Fast forward 20 years or so and not much has changed. The name F.P. Journe is still synonymous with high-end, limited production timepieces created specifically with collector’s in mind, although of course the range on offer is now a little more expansive. So much so in fact that we couldn’t cover all our favourites in just one article even if we wanted to. Instead I have had to settle for picking one piece that I think epitomes the spirit of Mr. Journe’s incredible watchmaking abilities.
F.P. Journe Chronometre Souverain – Hands-On

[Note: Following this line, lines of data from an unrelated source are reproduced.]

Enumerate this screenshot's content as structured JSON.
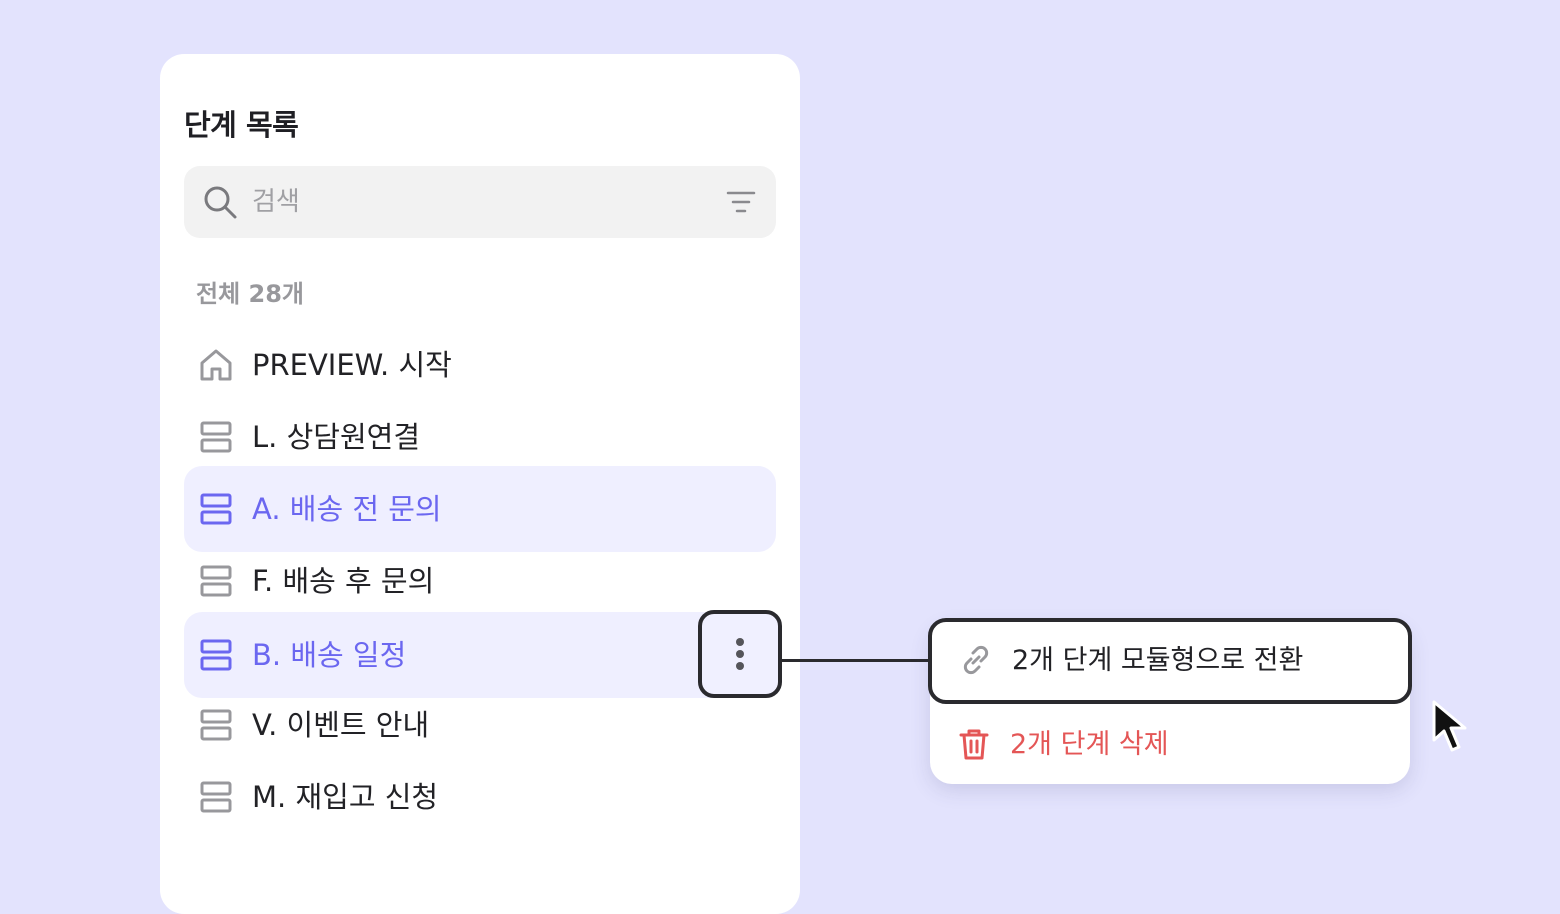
{
  "panel": {
    "title": "단계 목록",
    "search_placeholder": "검색",
    "count_label": "전체 28개"
  },
  "steps": [
    {
      "label": "PREVIEW. 시작",
      "icon": "home-icon",
      "selected": false
    },
    {
      "label": "L. 상담원연결",
      "icon": "module-icon",
      "selected": false
    },
    {
      "label": "A. 배송 전 문의",
      "icon": "module-icon",
      "selected": true
    },
    {
      "label": "F. 배송 후 문의",
      "icon": "module-icon",
      "selected": false
    },
    {
      "label": "B. 배송 일정",
      "icon": "module-icon",
      "selected": true
    },
    {
      "label": "V. 이벤트 안내",
      "icon": "module-icon",
      "selected": false
    },
    {
      "label": "M. 재입고 신청",
      "icon": "module-icon",
      "selected": false
    }
  ],
  "context_menu": {
    "items": [
      {
        "label": "2개 단계 모듈형으로 전환",
        "icon": "link-icon"
      },
      {
        "label": "2개 단계 삭제",
        "icon": "trash-icon"
      }
    ]
  },
  "colors": {
    "background": "#e3e3fd",
    "accent": "#6b67f0",
    "selected_row": "#efefff",
    "danger": "#e45656",
    "icon_gray": "#98989c"
  }
}
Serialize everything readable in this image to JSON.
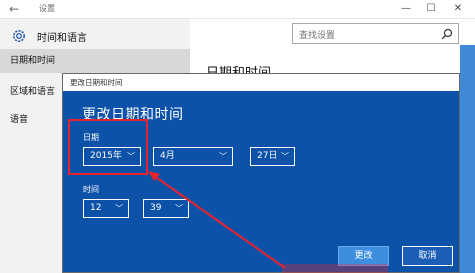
{
  "window": {
    "title": "设置",
    "back_glyph": "←",
    "minimize_glyph": "—",
    "maximize_glyph": "☐",
    "close_glyph": "✕"
  },
  "sidebar": {
    "header": "时间和语言",
    "items": [
      {
        "label": "日期和时间",
        "active": true
      },
      {
        "label": "区域和语言"
      },
      {
        "label": "语音"
      }
    ]
  },
  "main": {
    "search_placeholder": "查找设置",
    "page_title": "日期和时间"
  },
  "dialog": {
    "title": "更改日期和时间",
    "heading": "更改日期和时间",
    "date_label": "日期",
    "year": "2015年",
    "month": "4月",
    "day": "27日",
    "time_label": "时间",
    "hour": "12",
    "minute": "39",
    "change_button": "更改",
    "cancel_button": "取消",
    "chevron": "﹀"
  },
  "colors": {
    "dialog_bg": "#0d52a9",
    "primary_button": "#3e8ee0",
    "annotation": "#e8232e"
  }
}
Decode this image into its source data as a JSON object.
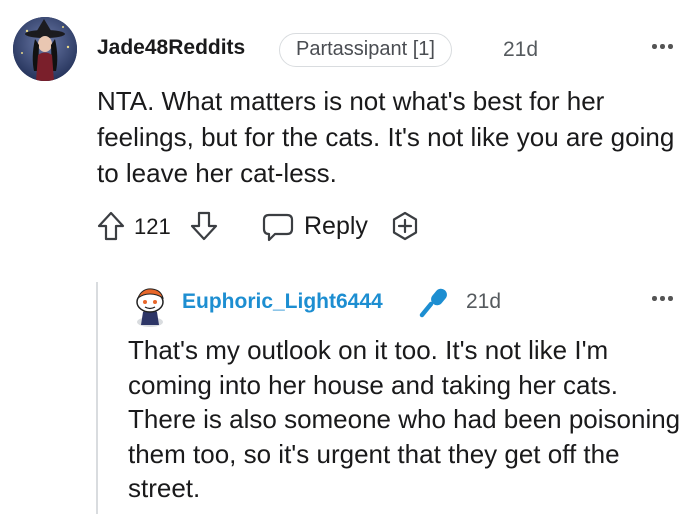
{
  "comment": {
    "username": "Jade48Reddits",
    "flair": "Partassipant [1]",
    "time": "21d",
    "body": "NTA. What matters is not what's best for her feelings, but for the cats. It's not like you are going to leave her cat-less.",
    "score": "121",
    "reply_label": "Reply",
    "icons": {
      "more": "more-options-icon",
      "upvote": "upvote-arrow-icon",
      "downvote": "downvote-arrow-icon",
      "reply": "speech-bubble-icon",
      "award": "award-plus-icon"
    }
  },
  "reply": {
    "username": "Euphoric_Light6444",
    "time": "21d",
    "body": "That's my outlook on it too. It's not like I'm coming into her house and taking her cats. There is also someone who had been poisoning them too, so it's urgent that they get off the street.",
    "icons": {
      "op_badge": "microphone-icon",
      "more": "more-options-icon"
    }
  },
  "colors": {
    "reply_username": "#1d8ed1",
    "op_badge": "#1d8ed1",
    "muted_text": "#555a5e",
    "border": "#d9dcdf"
  }
}
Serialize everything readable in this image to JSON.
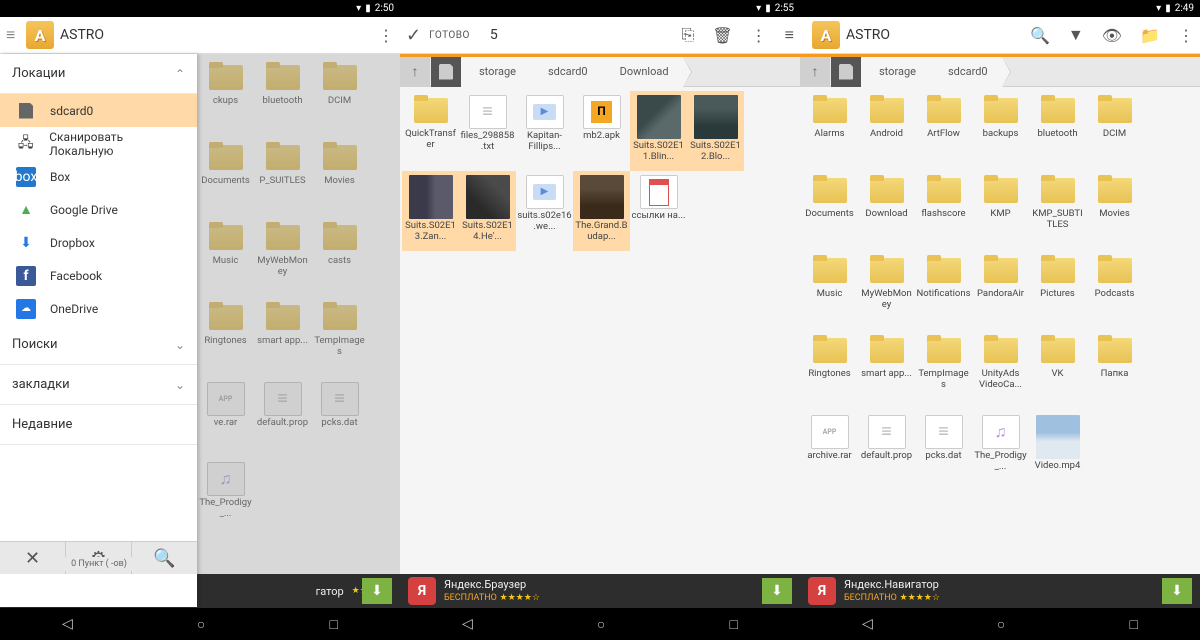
{
  "status": {
    "time1": "2:50",
    "time2": "2:55",
    "time3": "2:49"
  },
  "app": {
    "name": "ASTRO"
  },
  "pane1": {
    "sidebar": {
      "locations": "Локации",
      "items": [
        {
          "icon": "sd",
          "label": "sdcard0"
        },
        {
          "icon": "net",
          "label": "Сканировать Локальную"
        },
        {
          "icon": "box",
          "label": "Box"
        },
        {
          "icon": "gd",
          "label": "Google Drive"
        },
        {
          "icon": "db",
          "label": "Dropbox"
        },
        {
          "icon": "fb",
          "label": "Facebook"
        },
        {
          "icon": "od",
          "label": "OneDrive"
        }
      ],
      "search": "Поиски",
      "bookmarks": "закладки",
      "recent": "Недавние"
    },
    "bg_items": [
      "ckups",
      "bluetooth",
      "DCIM",
      "Documents",
      "P_SUITLES",
      "Movies",
      "Music",
      "MyWebMoney",
      "casts",
      "Ringtones",
      "smart app...",
      "TempImages",
      "ve.rar",
      "default.prop",
      "pcks.dat",
      "The_Prodigy_..."
    ],
    "bottom_text": "0 Пункт ( -ов)"
  },
  "pane2": {
    "titlebar": {
      "ready": "ГОТОВО",
      "count": "5"
    },
    "path": [
      "storage",
      "sdcard0",
      "Download"
    ],
    "items": [
      {
        "type": "folder",
        "label": "QuickTransfer"
      },
      {
        "type": "txt",
        "label": "files_298858.txt"
      },
      {
        "type": "video",
        "label": "Kapitan-Fillips..."
      },
      {
        "type": "apk",
        "label": "mb2.apk"
      },
      {
        "type": "thumb",
        "tc": "t1",
        "label": "Suits.S02E11.Blin...",
        "sel": true
      },
      {
        "type": "thumb",
        "tc": "t2",
        "label": "Suits.S02E12.Blo...",
        "sel": true
      },
      {
        "type": "thumb",
        "tc": "t3",
        "label": "Suits.S02E13.Zan...",
        "sel": true
      },
      {
        "type": "thumb",
        "tc": "t4",
        "label": "Suits.S02E14.He'...",
        "sel": true
      },
      {
        "type": "video",
        "label": "suits.s02e16.we..."
      },
      {
        "type": "thumb",
        "tc": "t5",
        "label": "The.Grand.Budap...",
        "sel": true
      },
      {
        "type": "pdf",
        "label": "ссылки на..."
      }
    ],
    "ad": {
      "title": "Яндекс.Браузер",
      "free": "БЕСПЛАТНО"
    }
  },
  "pane3": {
    "path": [
      "storage",
      "sdcard0"
    ],
    "items": [
      {
        "type": "folder",
        "label": "Alarms"
      },
      {
        "type": "folder",
        "label": "Android"
      },
      {
        "type": "folder",
        "label": "ArtFlow"
      },
      {
        "type": "folder",
        "label": "backups"
      },
      {
        "type": "folder",
        "label": "bluetooth"
      },
      {
        "type": "folder",
        "label": "DCIM"
      },
      {
        "type": "folder",
        "label": "Documents"
      },
      {
        "type": "folder",
        "label": "Download"
      },
      {
        "type": "folder",
        "label": "flashscore"
      },
      {
        "type": "folder",
        "label": "KMP"
      },
      {
        "type": "folder",
        "label": "KMP_SUBTITLES"
      },
      {
        "type": "folder",
        "label": "Movies"
      },
      {
        "type": "folder",
        "label": "Music"
      },
      {
        "type": "folder",
        "label": "MyWebMoney"
      },
      {
        "type": "folder",
        "label": "Notifications"
      },
      {
        "type": "folder",
        "label": "PandoraAir"
      },
      {
        "type": "folder",
        "label": "Pictures"
      },
      {
        "type": "folder",
        "label": "Podcasts"
      },
      {
        "type": "folder",
        "label": "Ringtones"
      },
      {
        "type": "folder",
        "label": "smart app..."
      },
      {
        "type": "folder",
        "label": "TempImages"
      },
      {
        "type": "folder",
        "label": "UnityAds VideoCa..."
      },
      {
        "type": "folder",
        "label": "VK"
      },
      {
        "type": "folder",
        "label": "Папка"
      },
      {
        "type": "app",
        "label": "archive.rar"
      },
      {
        "type": "txt",
        "label": "default.prop"
      },
      {
        "type": "txt",
        "label": "pcks.dat"
      },
      {
        "type": "music",
        "label": "The_Prodigy_..."
      },
      {
        "type": "thumb",
        "tc": "t6",
        "label": "Video.mp4"
      }
    ],
    "ad": {
      "title": "Яндекс.Навигатор",
      "free": "БЕСПЛАТНО"
    }
  },
  "pane1_ad": {
    "text": "гатор"
  }
}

I have always loved the elegant simplicity of F.P. Journe’s Chronometre Souverain. For me this represents the ultimate in refined watchmaking. All superfluous details have been banished from the design and what we are left with is a gorgeous timepiece in its purest form. For the uninitiated this may seem almost too simple, boring even but that just means you are not looking closely enough. The off-white dial with embossed numerals is crafted from solid gold and housed in a 38mm or 40mm platinum or rose gold case. It displays only the most rudimentary of indications; hours, minutes, small seconds on a sub-dial and power reserve and yet it is unquestionably one of the most beautiful timepieces I have ever seen.
Turn the Chronometre Souverain over and the sapphire case back reveals the inner workings of the manually wound Calibre 1304, which has of course been designed and constructed in-house. As eye-catching as the dial is subdued, the 18k rose gold baseplate and bridges of the movement have been partly circular grained and are complemented nicely by polished screw heads with chamfered slots and pegs with polished round ends. Closer inspection also reveals two mainspring barrels in parallel, which work together to offer a total power reserve of 56 hours, as indicated on the dial. The most important feature however is perhaps the F.P. Journe chronometric balance fitted to the movement, which helps provide an exceptional (chronometric) level of accuracy.
The most important thing for me though is how the Chronometre Souverain looks and feels on the wrist. As you might have guessed the platinum case, in combination with the solid gold dial and movement, is quite weighty (relatively speaking of course) however this is balanced out by the fact that the diameter is only a moderate 40mm (which can be reduced to a further 38mm if you so wish.) As such it is extremely comfortable whilst at the same time providing a constant reminder that you are wearing something of genuine quality and value. Plus its subdued style means you can wear it with just about anything, be the occasion formal or casual.
You may not be convinced yet but I promise you it takes a moment to fall in love with a Journe, all you need to do is put one on your wrist. Of course once that happens the problem won’t be the price, it will be the waiting list. Assuming your the patient-type though, the F.P. Journe Chronometre Souverain in Platinum can be yours for US$37,590 for the 40mm version and US$36,440 for the 38mm version.